Brief - Reproduce the data in full, exactly as given, leaving images out.

[Dataset rows describing interfaces]
-*-

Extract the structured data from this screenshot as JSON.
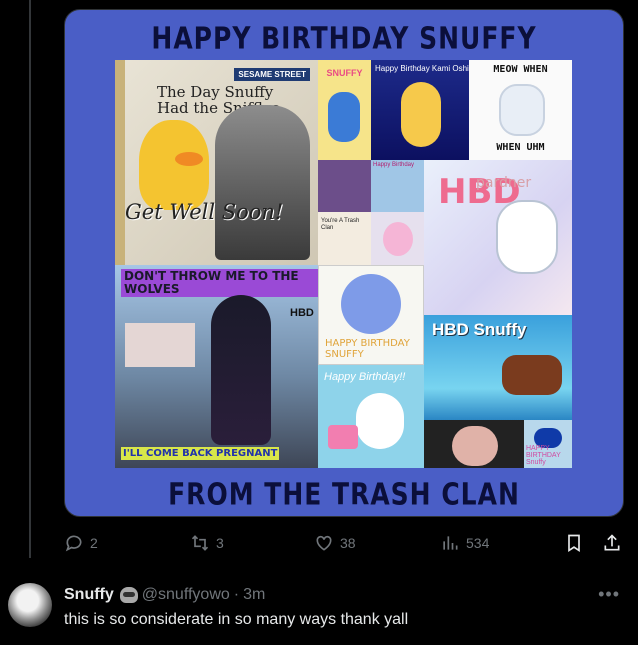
{
  "post": {
    "media": {
      "banner_top": "HAPPY BIRTHDAY SNUFFY",
      "banner_bottom": "FROM THE TRASH CLAN",
      "collage": {
        "book_sesame": "SESAME STREET",
        "book_title": "The Day Snuffy Had the Sniffles",
        "book_overlay": "Get Well Soon!",
        "snuffy_card": "SNUFFY",
        "sumo_card": "Happy Birthday Kami Oshi",
        "meow_top": "MEOW WHEN",
        "meow_bottom": "WHEN UHM",
        "mid_card_birthday": "Happy Birthday",
        "mid_card_note": "You're A Trash Clan",
        "hbd_card": "HBD",
        "pardner": "pardner",
        "wolves_caption_top": "DON'T THROW ME TO THE WOLVES",
        "wolves_hbd": "HBD",
        "wolves_caption_bottom": "I'LL COME BACK PREGNANT",
        "catcard_text": "HAPPY BIRTHDAY SNUFFY",
        "moomin_text": "Happy Birthday!!",
        "horse_text": "HBD Snuffy",
        "small_logo_text": "HAPPY BIRTHDAY Snuffy"
      }
    },
    "actions": {
      "replies": "2",
      "reposts": "3",
      "likes": "38",
      "views": "534"
    }
  },
  "reply": {
    "name": "Snuffy",
    "handle": "@snuffyowo",
    "separator": "·",
    "time": "3m",
    "text": "this is so considerate in so many ways thank yall"
  },
  "colors": {
    "background": "#000000",
    "muted": "#71767b",
    "text": "#e7e9ea",
    "media_frame": "#4a5ec6"
  },
  "icons": [
    "reply-icon",
    "repost-icon",
    "like-icon",
    "views-icon",
    "bookmark-icon",
    "share-icon",
    "more-icon",
    "raccoon-emoji-icon"
  ]
}
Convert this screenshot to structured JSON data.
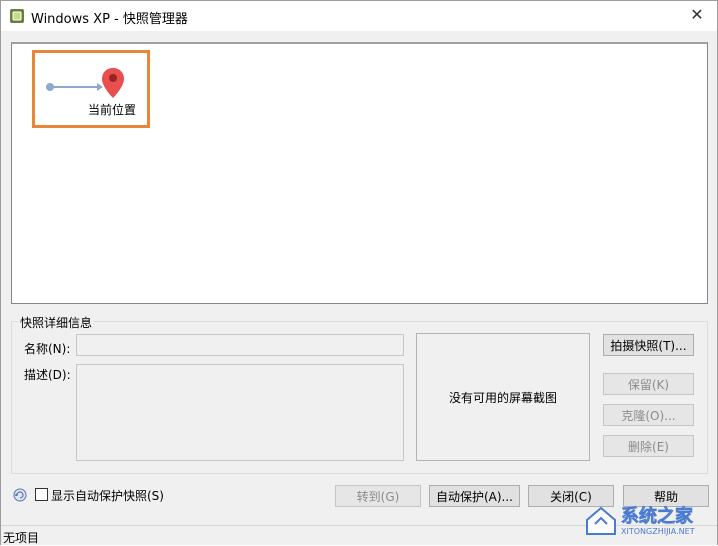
{
  "window": {
    "title": "Windows XP - 快照管理器",
    "close_glyph": "✕"
  },
  "tree": {
    "current_node_label": "当前位置"
  },
  "details": {
    "legend": "快照详细信息",
    "name_label": "名称(N):",
    "desc_label": "描述(D):",
    "name_value": "",
    "desc_value": "",
    "preview_text": "没有可用的屏幕截图"
  },
  "side_buttons": {
    "take_snapshot": "拍摄快照(T)...",
    "keep": "保留(K)",
    "clone": "克隆(O)...",
    "delete": "删除(E)"
  },
  "footer": {
    "show_autoprotect": "显示自动保护快照(S)",
    "goto": "转到(G)",
    "autoprotect": "自动保护(A)...",
    "close": "关闭(C)",
    "help": "帮助"
  },
  "status": {
    "text": "无项目"
  },
  "watermark": {
    "text": "系统之家",
    "url": "XITONGZHIJIA.NET"
  },
  "colors": {
    "highlight_border": "#e8863c",
    "pin": "#e94f4f",
    "arrow": "#8fa8cc"
  },
  "icons": {
    "app": "vmware-app-icon",
    "pin": "map-pin-icon",
    "autosave": "autoprotect-clock-icon"
  }
}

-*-

Final answer -
Extract the structured data from this screenshot as JSON.
{
  "post": {
    "media": {
      "banner_top": "HAPPY BIRTHDAY SNUFFY",
      "banner_bottom": "FROM THE TRASH CLAN",
      "collage": {
        "book_sesame": "SESAME STREET",
        "book_title": "The Day Snuffy Had the Sniffles",
        "book_overlay": "Get Well Soon!",
        "snuffy_card": "SNUFFY",
        "sumo_card": "Happy Birthday Kami Oshi",
        "meow_top": "MEOW WHEN",
        "meow_bottom": "WHEN UHM",
        "mid_card_birthday": "Happy Birthday",
        "mid_card_note": "You're A Trash Clan",
        "hbd_card": "HBD",
        "pardner": "pardner",
        "wolves_caption_top": "DON'T THROW ME TO THE WOLVES",
        "wolves_hbd": "HBD",
        "wolves_caption_bottom": "I'LL COME BACK PREGNANT",
        "catcard_text": "HAPPY BIRTHDAY SNUFFY",
        "moomin_text": "Happy Birthday!!",
        "horse_text": "HBD Snuffy",
        "small_logo_text": "HAPPY BIRTHDAY Snuffy"
      }
    },
    "actions": {
      "replies": "2",
      "reposts": "3",
      "likes": "38",
      "views": "534"
    }
  },
  "reply": {
    "name": "Snuffy",
    "handle": "@snuffyowo",
    "separator": "·",
    "time": "3m",
    "text": "this is so considerate in so many ways thank yall"
  },
  "colors": {
    "background": "#000000",
    "muted": "#71767b",
    "text": "#e7e9ea",
    "media_frame": "#4a5ec6"
  },
  "icons": [
    "reply-icon",
    "repost-icon",
    "like-icon",
    "views-icon",
    "bookmark-icon",
    "share-icon",
    "more-icon",
    "raccoon-emoji-icon"
  ]
}
Convert this screenshot to structured JSON data.
{
  "window": {
    "title": "Windows XP - 快照管理器",
    "close_glyph": "✕"
  },
  "tree": {
    "current_node_label": "当前位置"
  },
  "details": {
    "legend": "快照详细信息",
    "name_label": "名称(N):",
    "desc_label": "描述(D):",
    "name_value": "",
    "desc_value": "",
    "preview_text": "没有可用的屏幕截图"
  },
  "side_buttons": {
    "take_snapshot": "拍摄快照(T)...",
    "keep": "保留(K)",
    "clone": "克隆(O)...",
    "delete": "删除(E)"
  },
  "footer": {
    "show_autoprotect": "显示自动保护快照(S)",
    "goto": "转到(G)",
    "autoprotect": "自动保护(A)...",
    "close": "关闭(C)",
    "help": "帮助"
  },
  "status": {
    "text": "无项目"
  },
  "watermark": {
    "text": "系统之家",
    "url": "XITONGZHIJIA.NET"
  },
  "colors": {
    "highlight_border": "#e8863c",
    "pin": "#e94f4f",
    "arrow": "#8fa8cc"
  },
  "icons": {
    "app": "vmware-app-icon",
    "pin": "map-pin-icon",
    "autosave": "autoprotect-clock-icon"
  }
}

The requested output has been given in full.